To rapidly detect pathogens in the lungs, Proteus Interdisciplinary Research Collaboration (Proteus IRC), based in Edinburgh, Scotland, is developing optical technology to visualize bacteria and the inflammation it creates. In just 60 seconds, bacteria-specific fluorescent probes and fiber-based imaging help clinicians determine which antibiotic therapies to prescribe. Calling the technology a potential game-changer, CARB-X, the world's largest public-private partnership focused on antibacterial preclinical R&D, anticipates application in intensive care settings. The Proteus project received a $1.12 million grant to accelerate development from CARB-X, which is funded by BARDA, Wellcome Trust, the National Institute of Allergy and Infectious Diseases, the British government, and the Gates Foundation.

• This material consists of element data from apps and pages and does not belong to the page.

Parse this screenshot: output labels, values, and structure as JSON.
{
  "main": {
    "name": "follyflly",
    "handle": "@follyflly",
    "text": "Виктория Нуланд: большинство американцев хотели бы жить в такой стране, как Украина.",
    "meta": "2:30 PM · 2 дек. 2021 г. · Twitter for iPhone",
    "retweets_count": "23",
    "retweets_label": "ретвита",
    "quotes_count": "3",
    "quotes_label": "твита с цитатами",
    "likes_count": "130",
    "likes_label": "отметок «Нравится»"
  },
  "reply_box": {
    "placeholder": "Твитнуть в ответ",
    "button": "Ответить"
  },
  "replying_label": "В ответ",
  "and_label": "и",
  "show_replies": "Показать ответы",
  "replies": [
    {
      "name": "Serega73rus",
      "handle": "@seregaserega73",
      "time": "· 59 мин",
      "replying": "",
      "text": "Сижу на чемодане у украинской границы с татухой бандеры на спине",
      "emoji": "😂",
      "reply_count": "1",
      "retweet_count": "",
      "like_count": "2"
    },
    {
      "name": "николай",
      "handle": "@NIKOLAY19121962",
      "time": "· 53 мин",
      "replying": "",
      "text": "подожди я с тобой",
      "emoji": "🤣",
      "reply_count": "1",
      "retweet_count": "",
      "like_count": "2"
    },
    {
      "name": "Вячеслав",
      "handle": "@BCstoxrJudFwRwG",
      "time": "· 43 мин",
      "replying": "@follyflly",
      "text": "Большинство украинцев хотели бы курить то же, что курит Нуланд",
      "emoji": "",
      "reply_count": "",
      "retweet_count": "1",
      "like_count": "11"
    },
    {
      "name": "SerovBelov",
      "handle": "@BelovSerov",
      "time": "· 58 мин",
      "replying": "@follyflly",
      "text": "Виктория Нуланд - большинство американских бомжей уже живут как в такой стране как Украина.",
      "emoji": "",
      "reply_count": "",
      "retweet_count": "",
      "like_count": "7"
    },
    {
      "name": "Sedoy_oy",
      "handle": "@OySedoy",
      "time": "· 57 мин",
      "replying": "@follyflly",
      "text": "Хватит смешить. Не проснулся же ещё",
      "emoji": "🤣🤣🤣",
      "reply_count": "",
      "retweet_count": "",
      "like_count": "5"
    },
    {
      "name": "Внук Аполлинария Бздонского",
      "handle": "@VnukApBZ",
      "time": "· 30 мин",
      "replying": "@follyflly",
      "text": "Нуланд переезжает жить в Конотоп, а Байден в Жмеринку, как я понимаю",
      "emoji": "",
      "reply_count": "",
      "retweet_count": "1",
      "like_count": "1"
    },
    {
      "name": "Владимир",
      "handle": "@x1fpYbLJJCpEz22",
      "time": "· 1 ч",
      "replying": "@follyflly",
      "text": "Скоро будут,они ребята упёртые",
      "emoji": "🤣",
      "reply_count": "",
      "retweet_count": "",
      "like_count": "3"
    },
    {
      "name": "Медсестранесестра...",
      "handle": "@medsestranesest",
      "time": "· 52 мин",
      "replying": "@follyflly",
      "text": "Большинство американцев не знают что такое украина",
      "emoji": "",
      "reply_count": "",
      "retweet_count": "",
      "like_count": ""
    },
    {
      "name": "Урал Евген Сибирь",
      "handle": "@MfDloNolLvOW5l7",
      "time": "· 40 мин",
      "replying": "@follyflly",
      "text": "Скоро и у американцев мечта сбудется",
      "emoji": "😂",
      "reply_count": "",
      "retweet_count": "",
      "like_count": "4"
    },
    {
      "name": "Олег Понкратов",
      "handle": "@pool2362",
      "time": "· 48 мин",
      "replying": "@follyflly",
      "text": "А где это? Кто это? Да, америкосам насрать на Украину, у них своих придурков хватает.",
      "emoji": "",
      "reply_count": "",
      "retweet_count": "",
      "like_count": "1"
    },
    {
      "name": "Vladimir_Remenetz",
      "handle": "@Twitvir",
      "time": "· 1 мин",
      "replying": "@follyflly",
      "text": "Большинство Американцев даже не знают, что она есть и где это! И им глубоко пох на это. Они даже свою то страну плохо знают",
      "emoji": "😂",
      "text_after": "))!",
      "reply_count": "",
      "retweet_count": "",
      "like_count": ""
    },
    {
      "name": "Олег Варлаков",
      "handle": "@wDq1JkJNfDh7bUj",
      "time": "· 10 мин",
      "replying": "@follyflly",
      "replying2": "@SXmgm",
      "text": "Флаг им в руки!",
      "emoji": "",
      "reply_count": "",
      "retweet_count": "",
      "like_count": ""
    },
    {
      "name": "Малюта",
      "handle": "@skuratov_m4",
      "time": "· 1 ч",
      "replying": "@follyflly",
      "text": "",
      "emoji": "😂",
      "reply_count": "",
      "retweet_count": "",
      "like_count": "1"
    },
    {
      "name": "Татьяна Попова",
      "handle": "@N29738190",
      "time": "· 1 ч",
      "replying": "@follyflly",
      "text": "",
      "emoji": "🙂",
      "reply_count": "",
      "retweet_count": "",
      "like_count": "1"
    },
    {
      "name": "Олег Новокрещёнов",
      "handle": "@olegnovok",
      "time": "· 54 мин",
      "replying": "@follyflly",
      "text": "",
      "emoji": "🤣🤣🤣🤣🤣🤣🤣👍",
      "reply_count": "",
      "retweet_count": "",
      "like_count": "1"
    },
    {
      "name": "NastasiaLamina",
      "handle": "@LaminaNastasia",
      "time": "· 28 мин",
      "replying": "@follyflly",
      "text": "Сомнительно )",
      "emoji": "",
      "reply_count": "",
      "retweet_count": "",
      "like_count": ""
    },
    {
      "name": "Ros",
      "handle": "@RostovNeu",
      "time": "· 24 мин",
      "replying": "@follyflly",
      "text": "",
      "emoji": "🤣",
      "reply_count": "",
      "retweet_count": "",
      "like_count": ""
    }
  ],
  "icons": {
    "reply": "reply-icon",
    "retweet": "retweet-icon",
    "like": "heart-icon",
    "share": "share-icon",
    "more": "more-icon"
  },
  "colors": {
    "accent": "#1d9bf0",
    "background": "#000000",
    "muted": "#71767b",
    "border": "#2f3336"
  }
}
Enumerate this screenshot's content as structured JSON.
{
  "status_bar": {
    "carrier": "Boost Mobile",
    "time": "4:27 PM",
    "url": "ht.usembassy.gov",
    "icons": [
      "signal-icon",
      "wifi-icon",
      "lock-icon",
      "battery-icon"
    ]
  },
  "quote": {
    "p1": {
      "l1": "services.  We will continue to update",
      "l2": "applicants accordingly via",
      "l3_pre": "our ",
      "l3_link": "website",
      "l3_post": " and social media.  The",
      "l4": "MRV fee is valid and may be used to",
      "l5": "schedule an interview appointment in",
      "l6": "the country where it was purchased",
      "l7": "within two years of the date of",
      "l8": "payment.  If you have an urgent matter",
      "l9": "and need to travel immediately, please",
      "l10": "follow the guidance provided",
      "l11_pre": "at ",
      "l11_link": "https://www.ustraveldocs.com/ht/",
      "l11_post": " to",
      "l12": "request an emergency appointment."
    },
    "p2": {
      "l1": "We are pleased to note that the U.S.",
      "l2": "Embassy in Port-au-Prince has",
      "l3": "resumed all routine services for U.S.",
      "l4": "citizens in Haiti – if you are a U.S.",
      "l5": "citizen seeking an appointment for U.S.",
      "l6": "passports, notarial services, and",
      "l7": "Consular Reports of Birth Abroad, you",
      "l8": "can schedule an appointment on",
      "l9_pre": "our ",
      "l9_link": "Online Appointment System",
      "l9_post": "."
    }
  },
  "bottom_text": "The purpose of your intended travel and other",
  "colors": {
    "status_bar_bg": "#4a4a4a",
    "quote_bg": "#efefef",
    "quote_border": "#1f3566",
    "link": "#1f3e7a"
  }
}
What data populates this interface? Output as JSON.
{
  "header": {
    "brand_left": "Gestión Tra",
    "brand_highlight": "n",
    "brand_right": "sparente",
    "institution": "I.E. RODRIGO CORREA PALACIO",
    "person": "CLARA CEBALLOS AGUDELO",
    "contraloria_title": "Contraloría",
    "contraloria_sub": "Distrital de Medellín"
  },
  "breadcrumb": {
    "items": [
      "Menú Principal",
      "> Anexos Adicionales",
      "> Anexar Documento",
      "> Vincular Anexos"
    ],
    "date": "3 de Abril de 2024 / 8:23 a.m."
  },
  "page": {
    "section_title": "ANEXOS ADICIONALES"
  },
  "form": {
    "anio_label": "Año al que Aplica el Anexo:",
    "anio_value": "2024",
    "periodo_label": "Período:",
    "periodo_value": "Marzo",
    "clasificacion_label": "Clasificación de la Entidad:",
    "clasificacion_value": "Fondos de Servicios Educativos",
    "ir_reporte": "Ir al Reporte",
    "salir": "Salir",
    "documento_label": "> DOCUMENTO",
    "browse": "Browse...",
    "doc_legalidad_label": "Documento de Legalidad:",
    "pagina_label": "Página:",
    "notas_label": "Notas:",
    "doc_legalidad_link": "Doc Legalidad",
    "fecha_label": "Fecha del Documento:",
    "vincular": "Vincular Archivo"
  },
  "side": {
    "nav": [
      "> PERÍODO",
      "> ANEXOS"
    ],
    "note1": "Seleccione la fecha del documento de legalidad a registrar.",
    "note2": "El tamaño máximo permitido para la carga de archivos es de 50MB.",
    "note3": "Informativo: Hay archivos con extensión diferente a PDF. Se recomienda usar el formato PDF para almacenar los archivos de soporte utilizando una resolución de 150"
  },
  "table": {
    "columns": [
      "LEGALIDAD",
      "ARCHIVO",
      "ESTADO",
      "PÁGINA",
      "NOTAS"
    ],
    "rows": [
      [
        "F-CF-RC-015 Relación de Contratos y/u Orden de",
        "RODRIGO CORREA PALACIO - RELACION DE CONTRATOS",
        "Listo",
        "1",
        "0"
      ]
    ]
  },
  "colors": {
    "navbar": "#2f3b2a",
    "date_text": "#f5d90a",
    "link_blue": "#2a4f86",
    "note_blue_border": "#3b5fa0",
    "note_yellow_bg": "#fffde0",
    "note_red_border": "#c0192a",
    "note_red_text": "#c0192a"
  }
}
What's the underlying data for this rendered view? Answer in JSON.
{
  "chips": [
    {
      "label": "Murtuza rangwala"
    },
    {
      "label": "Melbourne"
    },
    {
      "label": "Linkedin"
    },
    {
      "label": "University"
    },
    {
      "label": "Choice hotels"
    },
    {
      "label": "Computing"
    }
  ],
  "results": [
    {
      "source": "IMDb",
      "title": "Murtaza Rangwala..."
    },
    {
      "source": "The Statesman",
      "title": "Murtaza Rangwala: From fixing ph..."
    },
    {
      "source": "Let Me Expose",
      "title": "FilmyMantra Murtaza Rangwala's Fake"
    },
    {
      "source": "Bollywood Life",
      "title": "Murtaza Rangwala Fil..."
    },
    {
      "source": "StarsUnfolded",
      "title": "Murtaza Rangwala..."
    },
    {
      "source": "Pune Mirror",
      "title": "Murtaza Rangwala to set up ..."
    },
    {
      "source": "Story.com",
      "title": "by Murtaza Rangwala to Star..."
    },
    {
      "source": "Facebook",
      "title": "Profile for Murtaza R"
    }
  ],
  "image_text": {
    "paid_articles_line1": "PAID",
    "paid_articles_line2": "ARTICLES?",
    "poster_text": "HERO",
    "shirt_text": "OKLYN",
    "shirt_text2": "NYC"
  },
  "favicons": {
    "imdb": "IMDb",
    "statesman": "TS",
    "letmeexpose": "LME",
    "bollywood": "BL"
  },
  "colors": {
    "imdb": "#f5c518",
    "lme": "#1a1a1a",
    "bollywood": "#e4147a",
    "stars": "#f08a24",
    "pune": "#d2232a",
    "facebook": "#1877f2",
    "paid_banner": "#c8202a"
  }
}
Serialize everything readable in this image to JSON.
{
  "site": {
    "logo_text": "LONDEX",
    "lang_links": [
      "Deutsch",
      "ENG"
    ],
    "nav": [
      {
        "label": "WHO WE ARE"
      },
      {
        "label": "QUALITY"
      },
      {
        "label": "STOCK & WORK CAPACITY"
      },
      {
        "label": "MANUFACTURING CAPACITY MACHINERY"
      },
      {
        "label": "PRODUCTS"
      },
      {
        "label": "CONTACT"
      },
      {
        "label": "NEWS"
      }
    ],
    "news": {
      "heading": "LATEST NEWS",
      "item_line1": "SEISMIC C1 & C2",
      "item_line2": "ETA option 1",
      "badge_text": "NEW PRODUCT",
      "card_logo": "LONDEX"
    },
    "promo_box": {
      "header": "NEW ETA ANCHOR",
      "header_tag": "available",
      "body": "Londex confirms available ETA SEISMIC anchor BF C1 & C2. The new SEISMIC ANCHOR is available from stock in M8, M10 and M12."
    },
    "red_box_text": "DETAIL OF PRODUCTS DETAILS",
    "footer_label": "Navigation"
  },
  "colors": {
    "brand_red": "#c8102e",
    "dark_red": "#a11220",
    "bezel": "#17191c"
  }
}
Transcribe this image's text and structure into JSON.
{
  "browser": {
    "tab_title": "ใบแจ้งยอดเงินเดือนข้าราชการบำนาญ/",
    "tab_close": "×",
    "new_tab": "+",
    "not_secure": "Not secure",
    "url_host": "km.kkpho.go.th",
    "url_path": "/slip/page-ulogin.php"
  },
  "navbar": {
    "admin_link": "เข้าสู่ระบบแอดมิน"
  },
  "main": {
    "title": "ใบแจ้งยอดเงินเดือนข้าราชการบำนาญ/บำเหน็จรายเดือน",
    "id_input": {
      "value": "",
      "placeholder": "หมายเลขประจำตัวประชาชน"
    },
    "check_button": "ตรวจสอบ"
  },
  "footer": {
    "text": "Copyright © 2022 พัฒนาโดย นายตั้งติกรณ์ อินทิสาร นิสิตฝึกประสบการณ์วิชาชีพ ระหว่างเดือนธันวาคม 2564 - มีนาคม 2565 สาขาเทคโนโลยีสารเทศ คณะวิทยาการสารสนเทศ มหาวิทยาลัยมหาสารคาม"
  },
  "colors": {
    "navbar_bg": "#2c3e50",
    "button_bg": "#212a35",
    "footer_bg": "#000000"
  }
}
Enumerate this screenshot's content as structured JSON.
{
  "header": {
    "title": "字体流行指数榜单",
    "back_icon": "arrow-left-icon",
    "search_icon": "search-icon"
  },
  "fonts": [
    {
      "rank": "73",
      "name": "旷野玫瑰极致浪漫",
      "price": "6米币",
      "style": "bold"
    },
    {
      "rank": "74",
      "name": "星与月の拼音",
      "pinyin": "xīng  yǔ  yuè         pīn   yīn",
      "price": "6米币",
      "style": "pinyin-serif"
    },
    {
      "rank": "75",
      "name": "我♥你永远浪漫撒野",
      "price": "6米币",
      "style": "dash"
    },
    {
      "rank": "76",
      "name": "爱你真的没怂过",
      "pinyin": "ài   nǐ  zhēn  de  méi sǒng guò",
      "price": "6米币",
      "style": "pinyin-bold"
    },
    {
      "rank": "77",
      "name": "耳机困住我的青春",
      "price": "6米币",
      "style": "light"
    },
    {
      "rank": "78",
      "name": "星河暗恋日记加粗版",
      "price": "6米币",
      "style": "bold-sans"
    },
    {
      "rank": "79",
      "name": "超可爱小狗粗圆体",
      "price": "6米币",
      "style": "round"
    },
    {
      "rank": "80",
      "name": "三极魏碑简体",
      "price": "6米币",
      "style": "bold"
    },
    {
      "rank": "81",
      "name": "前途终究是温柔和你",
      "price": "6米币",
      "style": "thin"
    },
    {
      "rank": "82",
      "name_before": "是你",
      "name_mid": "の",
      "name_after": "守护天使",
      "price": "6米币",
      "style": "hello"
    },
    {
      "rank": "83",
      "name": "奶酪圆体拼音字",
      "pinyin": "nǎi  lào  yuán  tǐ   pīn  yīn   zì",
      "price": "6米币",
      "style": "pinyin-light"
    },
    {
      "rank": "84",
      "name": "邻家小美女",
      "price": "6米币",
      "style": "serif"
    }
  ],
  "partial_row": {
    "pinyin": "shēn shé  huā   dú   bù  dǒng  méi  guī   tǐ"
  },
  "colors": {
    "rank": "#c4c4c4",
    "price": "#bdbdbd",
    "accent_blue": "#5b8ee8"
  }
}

For threat detection in remote settings, consumer devices as smartphones can be quickly converted into sensitive, single-molecule detectors by adding optical sensors. But reliable field use requires overcoming several hurdles. NC State's Wei notes that laboratory results are often hard to replicate because of the complexity found in real-world situations. Creating portable systems sometimes means sacrificing resolution, particularly when low-cost light sources or battery power sources are used. Field systems also require more validation. "We need to make sure the systems are robust in different environments and will respond to a range of operator skill levels," he says.
Down the road, Wei predicts, plants bioengineered to emit a molecule in response to a biological threat can become active biodefense sensors. "The research direction is changing," says Wei. "But chemistry is the foundation for moving light technology forward."